Neither objection has merit. Like any president, Obama is entitled to Justice Department officials who share his views. As for the charge that Adegbile is hostile to law enforcement, it’s based on a fundamental misunderstanding of a lawyer’s role.

The most sensational — and unfair — criticism of Adegbile involves the case of Mumia Abu-Jamal, who was convicted of killing a Philadelphia police officer in 1981. Adegbile and other attorneys at the NAACP Legal Defense Fund filed a brief with the Supreme Court in 2009 asserting that Abu-Jamal’s conviction was invalid because of racial discrimination in jury selection. Two years later they represented Abu-Jamal directly when prosecutors asked the Supreme Court to reinstate his death sentence.

The Fraternal Order of Police complained to Obama that Abu-Jamal’s “just sentence — death — was undone by your nominee and others like him.” Actually, it was a federal appeals court that overturned Abu-Jamal’s death sentence, citing flawed jury instructions.

To read more click here.

Reuters Editor Charged with Helping Anonymous Hack the LA Times Website

Steve Neavling
ticklethewire.com 

A 26-year-old Reuters editor is charged with helping computer hacker, Anonymous, break into the LA Times’ website, the Huffington Post reports.

It’s not that Matthew Keys was trying to keep his relationship with Anonymous a secret.

According to the Huffington Post, Keys boasted on a blog in March 2011 that he chatted with “top level hackers within Anonymous.”

“I identified myself as a journalist during my interaction with the top-level Anonymous hackers and at no time did I offer said individuals any agreement of confidentiality,” he wrote. “In fact, I asked several of them for their feelings should they be exposed. They seemed, by and large, indifferent.”

Keys faces up to 25 years in prison on charges he conspired with Anonymous to hack the LA Times site by giving the underground group usernames and passwords to alter the site.

Book Review: The Insider Who Brought Down the Cali Cartel

By Lisa Sweetingham
LA Weekly​

William C. Rempel, who for 36 years worked as an investigative reporter and editor at the L.A. Times, has written the book At the Devil’s Table: The Untold Story of the Insider Who Brought Down the Cali Cartel, which came out last month.
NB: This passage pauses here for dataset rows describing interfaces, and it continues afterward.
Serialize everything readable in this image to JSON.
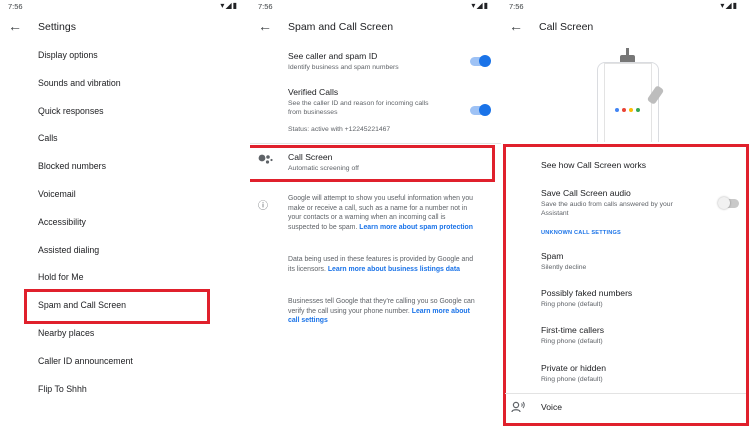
{
  "status": {
    "time": "7:56",
    "icons": "▾◢▮"
  },
  "settings": {
    "title": "Settings",
    "items": [
      "Display options",
      "Sounds and vibration",
      "Quick responses",
      "Calls",
      "Blocked numbers",
      "Voicemail",
      "Accessibility",
      "Assisted dialing",
      "Hold for Me",
      "Spam and Call Screen",
      "Nearby places",
      "Caller ID announcement",
      "Flip To Shhh"
    ]
  },
  "spam": {
    "title": "Spam and Call Screen",
    "caller_id": {
      "label": "See caller and spam ID",
      "sub": "Identify business and spam numbers",
      "on": true
    },
    "verified": {
      "label": "Verified Calls",
      "sub": "See the caller ID and reason for incoming calls from businesses",
      "on": true
    },
    "status_text": "Status: active with +12245221467",
    "call_screen": {
      "label": "Call Screen",
      "sub": "Automatic screening off"
    },
    "info1": {
      "text": "Google will attempt to show you useful information when you make or receive a call, such as a name for a number not in your contacts or a warning when an incoming call is suspected to be spam.",
      "link": "Learn more about spam protection"
    },
    "info2": {
      "text": "Data being used in these features is provided by Google and its licensors.",
      "link": "Learn more about business listings data"
    },
    "info3": {
      "text": "Businesses tell Google that they're calling you so Google can verify the call using your phone number.",
      "link": "Learn more about call settings"
    }
  },
  "callscreen": {
    "title": "Call Screen",
    "how_link": "See how Call Screen works",
    "save_audio": {
      "label": "Save Call Screen audio",
      "sub": "Save the audio from calls answered by your Assistant",
      "on": false
    },
    "section_header": "UNKNOWN CALL SETTINGS",
    "options": [
      {
        "label": "Spam",
        "value": "Silently decline"
      },
      {
        "label": "Possibly faked numbers",
        "value": "Ring phone (default)"
      },
      {
        "label": "First-time callers",
        "value": "Ring phone (default)"
      },
      {
        "label": "Private or hidden",
        "value": "Ring phone (default)"
      }
    ],
    "voice": "Voice"
  },
  "colors": {
    "highlight": "#e0202c",
    "toggle_on": "#1a73e8",
    "link": "#1a73e8"
  }
}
The insider in question is Jorge Salcedo, the former head of security for the Cali Cartel in Colombia, who secretly turned on his employer in the late ’90s by becoming an informant for the DEA.

Rempel discusses and signs his book at Vroman’s Bookstore tonight, but if you can’t make it to Pasadena, here are seven astounding revelations about Colombian drug lords from the book.

7. The vicious blood feud between the Cali Cartel in the south (headed by the Rodríguez Orejuela brothers) and the Medellín cartel in the north (Pablo Escobar) all started in the late ’80s in New York City, when a pair of mid-level cocaine traffickers had a fatal feud over a woman. The dead man’s friends were allies of Escobar. The shooter sought sanctuary with Cali boss Hélmer “Pacho” Herrera. When neither side would back down, Escobar vowed to his former comrades: “Then this is war — and I’m going to kill every one of you sons of bitches.”

6. Herrera, the youngest of the four Cali godfathers, oversaw the most brutal wing of killers in the entire cartel. He was also openly gay, looked as if he had just stepped off the pages of GQ, and lived in an all-white compound with white marble floors, white walls and ceilings, and white leather furniture.

To read more click here.